**WORK TO COMPLETE:** Report each line of the data that has "makatidevcorp" somewhere in it.
===== DATA RECORDS
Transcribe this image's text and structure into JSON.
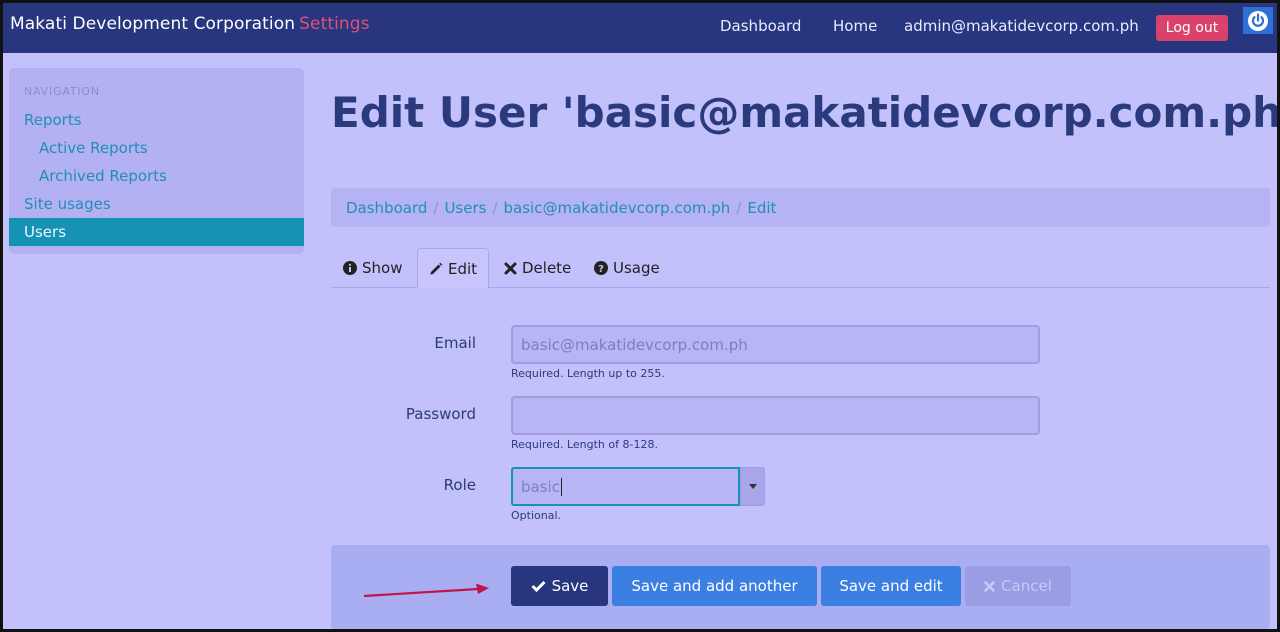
{
  "navbar": {
    "brand": "Makati Development Corporation",
    "brand_sub": "Settings",
    "links": [
      "Dashboard",
      "Home",
      "admin@makatidevcorp.com.ph"
    ],
    "logout": "Log out",
    "power_icon": "power-icon"
  },
  "sidebar": {
    "header": "NAVIGATION",
    "items": [
      {
        "label": "Reports"
      },
      {
        "label": "Active Reports"
      },
      {
        "label": "Archived Reports"
      },
      {
        "label": "Site usages"
      },
      {
        "label": "Users"
      }
    ]
  },
  "page": {
    "title": "Edit User 'basic@makatidevcorp.com.ph'"
  },
  "breadcrumb": [
    "Dashboard",
    "Users",
    "basic@makatidevcorp.com.ph",
    "Edit"
  ],
  "tabs": [
    {
      "label": "Show",
      "icon": "info-icon"
    },
    {
      "label": "Edit",
      "icon": "pencil-icon"
    },
    {
      "label": "Delete",
      "icon": "x-icon"
    },
    {
      "label": "Usage",
      "icon": "question-icon"
    }
  ],
  "form": {
    "email_label": "Email",
    "email_value": "basic@makatidevcorp.com.ph",
    "email_help": "Required. Length up to 255.",
    "password_label": "Password",
    "password_value": "",
    "password_help": "Required. Length of 8-128.",
    "role_label": "Role",
    "role_value": "basic",
    "role_help": "Optional."
  },
  "actions": {
    "save": "Save",
    "save_add": "Save and add another",
    "save_edit": "Save and edit",
    "cancel": "Cancel"
  },
  "colors": {
    "navbar": "#27367f",
    "background": "#c3c1fb",
    "accent": "#1592b4",
    "logout": "#d9436b",
    "primary_button": "#3b7fe2",
    "annotation_arrow": "#c0154a"
  }
}
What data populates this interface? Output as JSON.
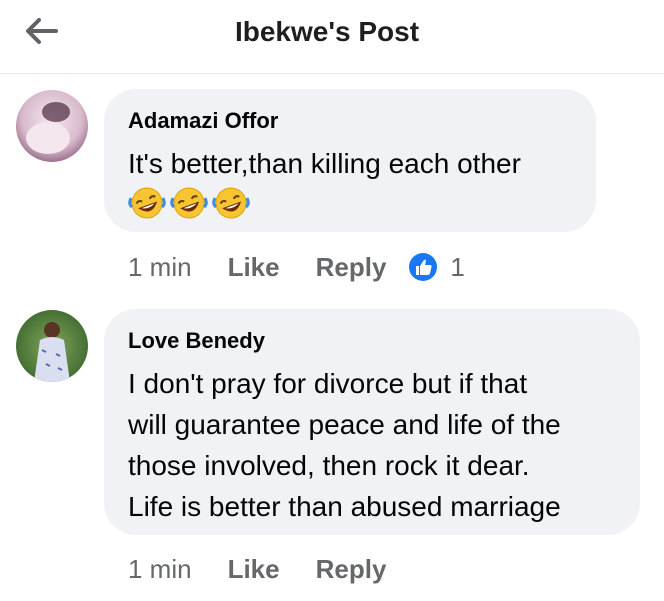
{
  "header": {
    "title": "Ibekwe's Post"
  },
  "comments": [
    {
      "author": "Adamazi Offor",
      "text": "It's better,than killing each other",
      "emojis": [
        "rolling-on-floor-laughing",
        "rolling-on-floor-laughing",
        "rolling-on-floor-laughing"
      ],
      "time": "1 min",
      "like_label": "Like",
      "reply_label": "Reply",
      "reaction_count": "1"
    },
    {
      "author": "Love Benedy",
      "lines": [
        "I don't pray for divorce but if that",
        "will guarantee peace and life of the",
        "those involved, then rock it dear.",
        "Life is better than abused marriage"
      ],
      "time": "1 min",
      "like_label": "Like",
      "reply_label": "Reply"
    }
  ],
  "colors": {
    "meta": "#65676b",
    "bubble": "#f0f2f5",
    "like_blue": "#1877f2"
  }
}
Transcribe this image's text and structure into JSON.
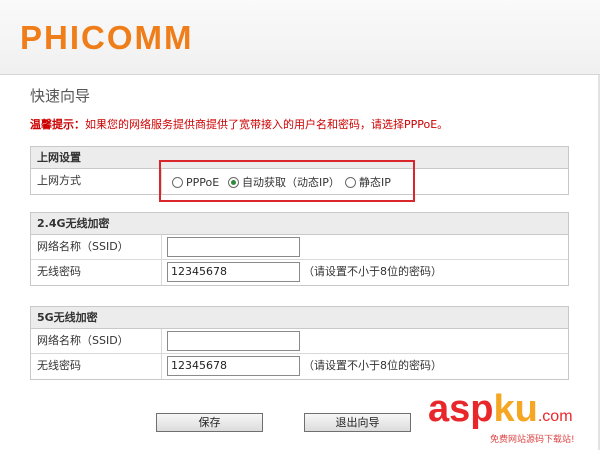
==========
**EXERCISE ANSWER:**
      "admin@makatidevcorp.com.ph"
    "title": "Edit User 'basic@makatidevcorp.com.ph'"
    "basic@makatidevcorp.com.ph",
    "email_value": "basic@makatidevcorp.com.ph",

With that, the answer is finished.